The next day we set out early, winding along the Window Trail in the morning. The hike is relatively easy to start, as the way to the window is all downhill, but it’s the way back that gets you. We started at the Chisos Basin Visitor Center and made our way down into Oak Creek Canyon. As we wound down the switchbacks we passed several century plants, which prompted me to break out my inner tour guide: “See this big stalk sticking out of this agave plant?” I asked my friends. “This is called a century plant. It grows near the end of the life of the plant and makes this really big, cool tree, but then the plant dies.”
I figured everyone would be impressed by my horticultural knowledge. Instead, every single century plant we passed for the rest of the hike was met with a ”Hey, Scott, what’s this plant called? Is it actually 100 years old? Is it about to die?” Lesson learned: Never try to impress your friends.
What did impress everyone was the incredible view at the end of the trail, where a stream cuts through the rock and provides hikers a framed view of Mexico.
We returned to the car, piled seven hungry and sweaty men into a Ford Explorer, and drove the long, windy road down to Santa Elena Canyon.
Santa Elena is split by the Rio Grande.
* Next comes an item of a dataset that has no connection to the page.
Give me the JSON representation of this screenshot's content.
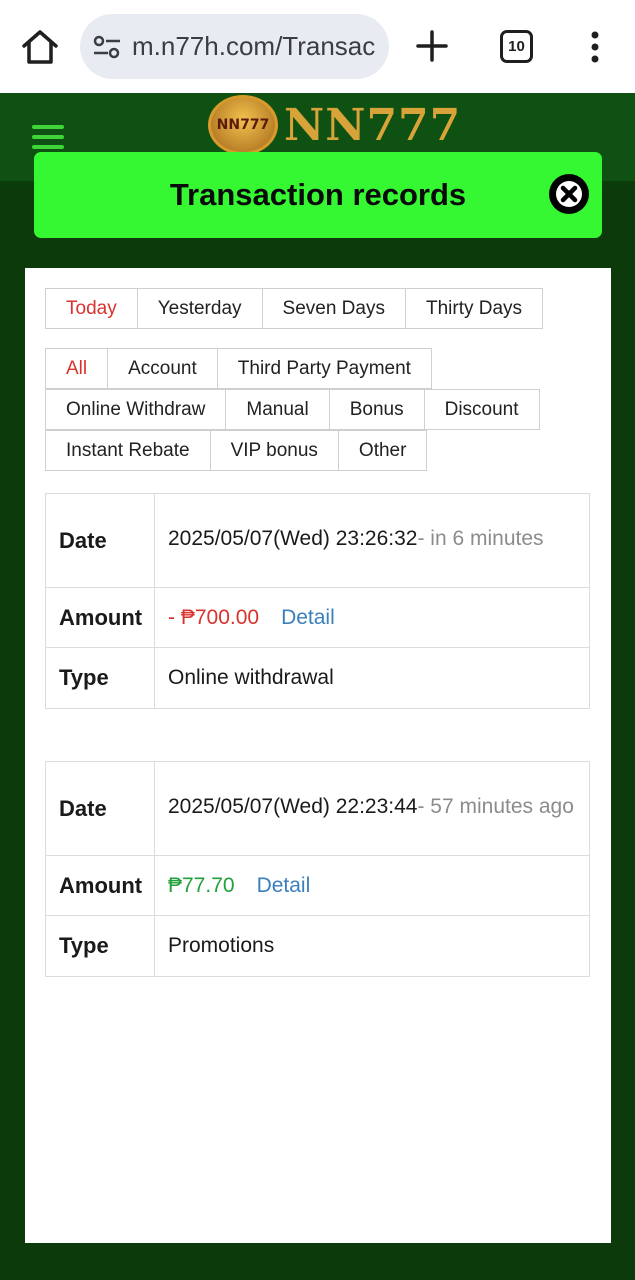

One side is in Big Bend, and the other side is the Cañón de Santa Elena Flora and Fauna Protection Area in Mexico. Seeing the Rio Grande, the most talked about, debated, newsworthy river in the United States up close is a bit like seeing a celebrity in person; when you finally get close to them, you realize they are just regular humans like you. The Rio Grande is just like any other river; its significance comes from human decisions. But that fact doesn’t remove its mystique.
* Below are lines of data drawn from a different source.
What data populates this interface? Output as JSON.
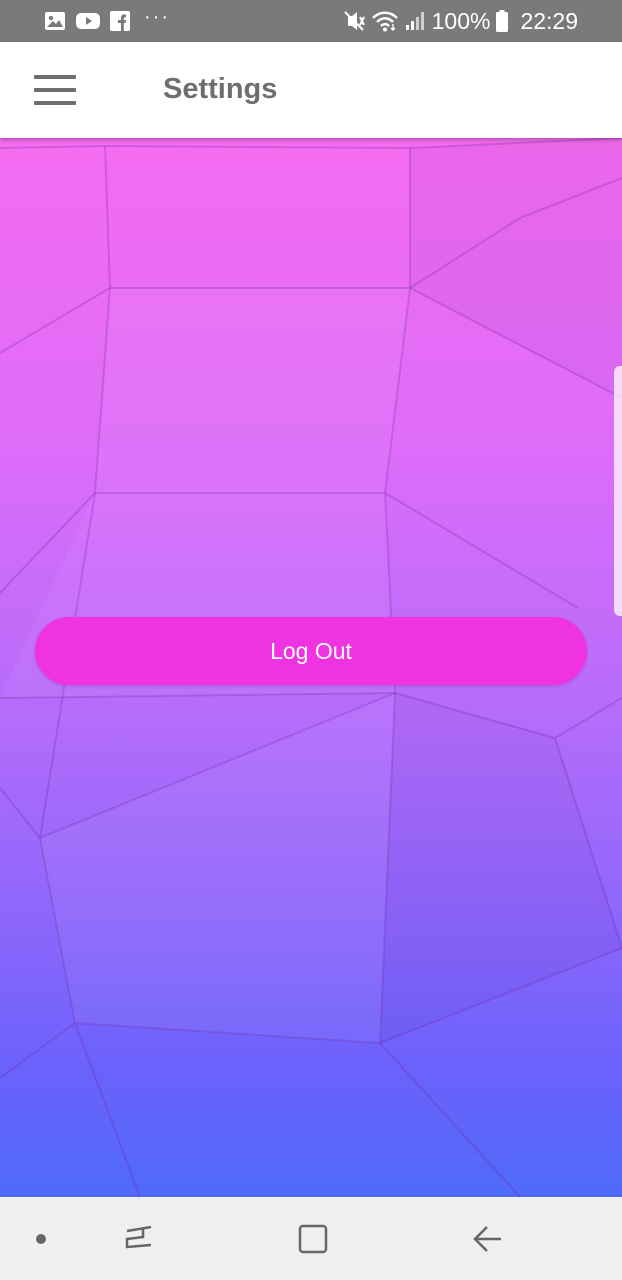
{
  "status_bar": {
    "notification_icons": [
      "gallery-icon",
      "youtube-icon",
      "facebook-icon"
    ],
    "more": "···",
    "battery": "100%",
    "time": "22:29"
  },
  "app_bar": {
    "title": "Settings"
  },
  "content": {
    "logout_label": "Log Out"
  },
  "colors": {
    "status_bar": "#7a7a7a",
    "app_bar": "#ffffff",
    "title_text": "#6e6e6e",
    "logout_button": "#ef33e0",
    "gradient_top": "#f56cf0",
    "gradient_bottom": "#4f6af9",
    "nav_bar": "#efefef"
  },
  "nav_bar": {
    "buttons": [
      "dot-icon",
      "recent-apps-icon",
      "home-icon",
      "back-icon"
    ]
  }
}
We hiked the Santa Elena Canyon Trail that takes you up along the canyon walls and down toward the river. A rock outcropping juts about 20 feet into the river, and there we sat to admire the view. We broke out a bottle of sotol, the drink of the desert, and poured everyone a shot. We toasted to Santa Elena, whoever she was, to Texas, and to the great hope that our RV was still in one piece when we returned.
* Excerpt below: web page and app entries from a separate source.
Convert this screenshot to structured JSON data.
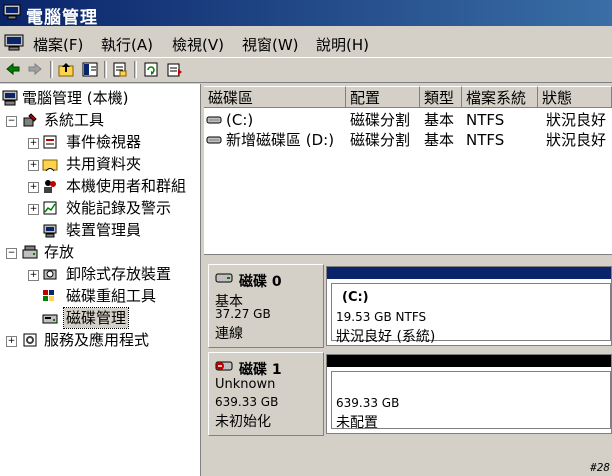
{
  "window": {
    "title": "電腦管理"
  },
  "menu": [
    "檔案(F)",
    "執行(A)",
    "檢視(V)",
    "視窗(W)",
    "說明(H)"
  ],
  "toolbar": {
    "buttons": [
      "back-icon",
      "forward-icon",
      "up-folder-icon",
      "show-tree-icon",
      "properties-icon",
      "refresh-icon",
      "export-list-icon"
    ]
  },
  "tree": {
    "root": "電腦管理 (本機)",
    "system_tools": "系統工具",
    "event_viewer": "事件檢視器",
    "shared_folders": "共用資料夾",
    "local_users": "本機使用者和群組",
    "perf_logs": "效能記錄及警示",
    "device_manager": "裝置管理員",
    "storage": "存放",
    "removable": "卸除式存放裝置",
    "defrag": "磁碟重組工具",
    "disk_mgmt": "磁碟管理",
    "services": "服務及應用程式"
  },
  "volume_list": {
    "columns": [
      "磁碟區",
      "配置",
      "類型",
      "檔案系統",
      "狀態"
    ],
    "rows": [
      [
        "(C:)",
        "磁碟分割",
        "基本",
        "NTFS",
        "狀況良好"
      ],
      [
        "新增磁碟區 (D:)",
        "磁碟分割",
        "基本",
        "NTFS",
        "狀況良好"
      ]
    ]
  },
  "disks": [
    {
      "name": "磁碟 0",
      "type": "基本",
      "size": "37.27 GB",
      "status": "連線",
      "partition": {
        "label": "(C:)",
        "info": "19.53 GB NTFS",
        "status": "狀況良好 (系統)"
      },
      "bar_color": "#0a246a"
    },
    {
      "name": "磁碟 1",
      "type": "Unknown",
      "size": "639.33 GB",
      "status": "未初始化",
      "partition": {
        "info": "639.33 GB",
        "status": "未配置"
      },
      "bar_color": "#000000"
    }
  ],
  "watermark": "#28"
}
Maybe it was the sotol toast or maybe we were finally getting good at this RV thing, but there were no disasters awaiting us upon our return. Finally, the winds were blowing in our favor.
Burros in Boquillas
Boquillas del Carmen, Mexico, sits across the border from the park and is a popular day trip for visitors to Big Bend. In fact, the border crossing station is inside the national park and is staffed by park rangers. We showed them our passports and walked down to the river. There, two men in jon boats ferried us across the river. The national park’s website says that it costs $5 a person to cross, but it was $10 when we were there.
Once he rowed us across, we encountered a group of men, ranging from young teenagers to 60-year-olds, that runs the horse and donkey stables. We paid another $10 for a burro—horses come at a higher price, and visitors can walk the half-mile for free—and then saddled up and rode down to the village. We hopped aboard our burros, who knew the way instinctively.
Though Boquillas is a tiny village of fewer than 200 people, we had the choice of two restaurants. We ate lunch at Jose Falcon’s where we enjoyed the view over the river and a few vampiros, a cocktail of sangria and tequila. Then we ambled down to Park Bar, which takes a minimalist approach to décor. It’s an empty concrete room with a bar and two pool tables. There we drank cheap Carta Blanca, the only beer available, and shots of Mexican sotol unavailable in the U.S.
Eventually we began the long and slow process of heading home. We started with the burros and boats, transferred to the cramped quarters of the Explorer, slept one more night in the RV, then packed and drove 10 hours straight to Dallas. Like all good camping trips, even ones that begin in Wal-Mart parking lots, getting home was the worst part, but the memories of great times under the desert sky made all the travel worth it in the end.